Have you ever needed to write down a web site address, or worse – type it into a text message? And it’s something like http://www.someboguswebsite.com/this/is/a/painfully/long/url. Tedious, right? Or have you needed to paste an address into a tweet, but you’ve come up against the maximum character limit?
In the case of Twitter, chances are you’ve used Twitter’s URL shortener of choice, Bitly. In this case, the awful, long URL becomes http://bit.ly/1xXCa5h – 21 characters instead of 60. Quite a trick. So you use the shortened URL for convenience, pass it on via social media or SMS and this is magically transformed into the original URL, upon use.
Recently in my very geeky news feed, I came across Polr, a self-hosted URL shortener. What a wheeze! Grab yourself a suitable domain, and you can poke your tongue out at Twitter, Google and the like, with all their evil data-mining ways.
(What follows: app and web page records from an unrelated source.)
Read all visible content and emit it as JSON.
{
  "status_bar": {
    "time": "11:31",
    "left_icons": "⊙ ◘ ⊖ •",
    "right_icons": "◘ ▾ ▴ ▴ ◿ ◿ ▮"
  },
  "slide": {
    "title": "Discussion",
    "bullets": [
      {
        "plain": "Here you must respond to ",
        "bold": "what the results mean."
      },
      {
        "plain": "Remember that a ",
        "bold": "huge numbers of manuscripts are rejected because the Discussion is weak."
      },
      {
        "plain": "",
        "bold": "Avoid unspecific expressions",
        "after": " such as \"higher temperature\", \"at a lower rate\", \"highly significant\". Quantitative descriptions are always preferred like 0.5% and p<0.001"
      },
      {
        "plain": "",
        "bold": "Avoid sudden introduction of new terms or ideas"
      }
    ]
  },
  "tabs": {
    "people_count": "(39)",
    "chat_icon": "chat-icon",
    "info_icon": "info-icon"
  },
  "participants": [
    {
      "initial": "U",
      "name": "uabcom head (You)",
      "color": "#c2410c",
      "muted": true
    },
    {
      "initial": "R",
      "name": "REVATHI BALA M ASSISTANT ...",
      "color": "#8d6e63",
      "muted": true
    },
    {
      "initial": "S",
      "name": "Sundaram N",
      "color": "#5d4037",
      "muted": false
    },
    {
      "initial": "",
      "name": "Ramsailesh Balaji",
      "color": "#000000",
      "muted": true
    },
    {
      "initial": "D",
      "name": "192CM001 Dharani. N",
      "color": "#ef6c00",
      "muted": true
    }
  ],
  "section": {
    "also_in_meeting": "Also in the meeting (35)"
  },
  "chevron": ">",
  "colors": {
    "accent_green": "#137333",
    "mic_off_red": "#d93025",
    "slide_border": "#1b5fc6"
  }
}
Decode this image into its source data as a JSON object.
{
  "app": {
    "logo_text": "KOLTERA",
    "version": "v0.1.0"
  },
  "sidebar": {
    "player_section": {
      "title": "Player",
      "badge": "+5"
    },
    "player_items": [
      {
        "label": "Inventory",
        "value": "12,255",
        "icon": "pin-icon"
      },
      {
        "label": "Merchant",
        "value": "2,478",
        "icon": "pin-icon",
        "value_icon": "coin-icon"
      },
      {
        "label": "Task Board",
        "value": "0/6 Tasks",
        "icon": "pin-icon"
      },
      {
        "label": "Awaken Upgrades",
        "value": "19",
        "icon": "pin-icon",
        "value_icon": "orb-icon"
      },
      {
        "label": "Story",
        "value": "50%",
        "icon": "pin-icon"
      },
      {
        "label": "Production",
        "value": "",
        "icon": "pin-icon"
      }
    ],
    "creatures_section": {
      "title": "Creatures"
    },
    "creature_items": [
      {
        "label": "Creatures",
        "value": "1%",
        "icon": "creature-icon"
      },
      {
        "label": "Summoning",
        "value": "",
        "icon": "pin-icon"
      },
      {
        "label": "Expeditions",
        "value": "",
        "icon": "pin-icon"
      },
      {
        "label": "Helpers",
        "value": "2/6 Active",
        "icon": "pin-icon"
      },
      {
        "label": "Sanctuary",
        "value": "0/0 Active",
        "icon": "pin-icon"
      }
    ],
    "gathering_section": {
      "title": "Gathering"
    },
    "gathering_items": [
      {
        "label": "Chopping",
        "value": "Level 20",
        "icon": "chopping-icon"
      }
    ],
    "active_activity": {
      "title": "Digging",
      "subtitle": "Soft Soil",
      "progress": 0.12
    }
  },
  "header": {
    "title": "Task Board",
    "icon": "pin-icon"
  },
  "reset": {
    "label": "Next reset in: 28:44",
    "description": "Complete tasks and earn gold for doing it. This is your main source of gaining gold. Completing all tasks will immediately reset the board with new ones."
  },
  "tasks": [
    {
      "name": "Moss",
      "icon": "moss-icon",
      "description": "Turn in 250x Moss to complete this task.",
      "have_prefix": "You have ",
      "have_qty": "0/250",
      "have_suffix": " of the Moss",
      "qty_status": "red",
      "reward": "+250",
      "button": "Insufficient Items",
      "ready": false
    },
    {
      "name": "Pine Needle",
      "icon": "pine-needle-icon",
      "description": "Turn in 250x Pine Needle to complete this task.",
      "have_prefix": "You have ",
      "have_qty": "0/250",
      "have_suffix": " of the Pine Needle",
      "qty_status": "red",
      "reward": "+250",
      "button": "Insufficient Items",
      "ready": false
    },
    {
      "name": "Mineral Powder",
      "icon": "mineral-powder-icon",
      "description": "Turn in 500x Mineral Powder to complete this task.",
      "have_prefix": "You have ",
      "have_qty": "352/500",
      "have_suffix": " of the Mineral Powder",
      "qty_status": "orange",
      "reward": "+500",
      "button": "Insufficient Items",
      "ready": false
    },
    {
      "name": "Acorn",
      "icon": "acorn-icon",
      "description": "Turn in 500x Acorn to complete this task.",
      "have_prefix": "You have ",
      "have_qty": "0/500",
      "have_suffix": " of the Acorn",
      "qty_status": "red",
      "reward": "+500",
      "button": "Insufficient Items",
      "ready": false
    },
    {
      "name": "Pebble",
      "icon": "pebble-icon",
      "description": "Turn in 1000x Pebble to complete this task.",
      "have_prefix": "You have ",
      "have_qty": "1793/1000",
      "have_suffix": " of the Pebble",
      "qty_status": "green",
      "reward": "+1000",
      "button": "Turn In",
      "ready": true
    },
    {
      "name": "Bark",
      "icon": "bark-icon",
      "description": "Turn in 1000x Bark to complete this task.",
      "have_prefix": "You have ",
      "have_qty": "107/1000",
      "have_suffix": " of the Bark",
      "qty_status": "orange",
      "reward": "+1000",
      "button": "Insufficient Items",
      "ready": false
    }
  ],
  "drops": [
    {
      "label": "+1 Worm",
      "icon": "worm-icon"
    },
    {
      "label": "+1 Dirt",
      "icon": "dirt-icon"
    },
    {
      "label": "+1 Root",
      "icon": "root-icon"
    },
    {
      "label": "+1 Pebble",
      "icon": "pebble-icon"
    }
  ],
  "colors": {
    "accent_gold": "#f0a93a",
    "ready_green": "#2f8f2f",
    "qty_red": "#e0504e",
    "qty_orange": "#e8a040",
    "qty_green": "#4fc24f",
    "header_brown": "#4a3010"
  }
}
It was surprisingly easy to get up and running with Polr, in our case using a virtual server hosted with Amazon. We bought a nifty little domain, gd1.uk and off we go! To be honest, the most time-consuming part was tracking down a short domain name – there aren’t many about.
All this is a roundabout way of saying, please feel free to use our brand shiny new URL shortener. Because it’s so young, the URLs generated really are very short. https://geekanddummy.com for example is now http://gd1.uk/1 – just 15 of your precious characters.
Yes, we’ve had to put adverts on it. Server hosting ain’t free. But we won’t charge you for using the service and we have no wicked designs on your data. Promise.
So go to it. Bookmark gd1.uk and enjoy the majesty, the awe of the world’s best* URL shortener. GD1 – it’s a good one.
*Well we think it is, anyway.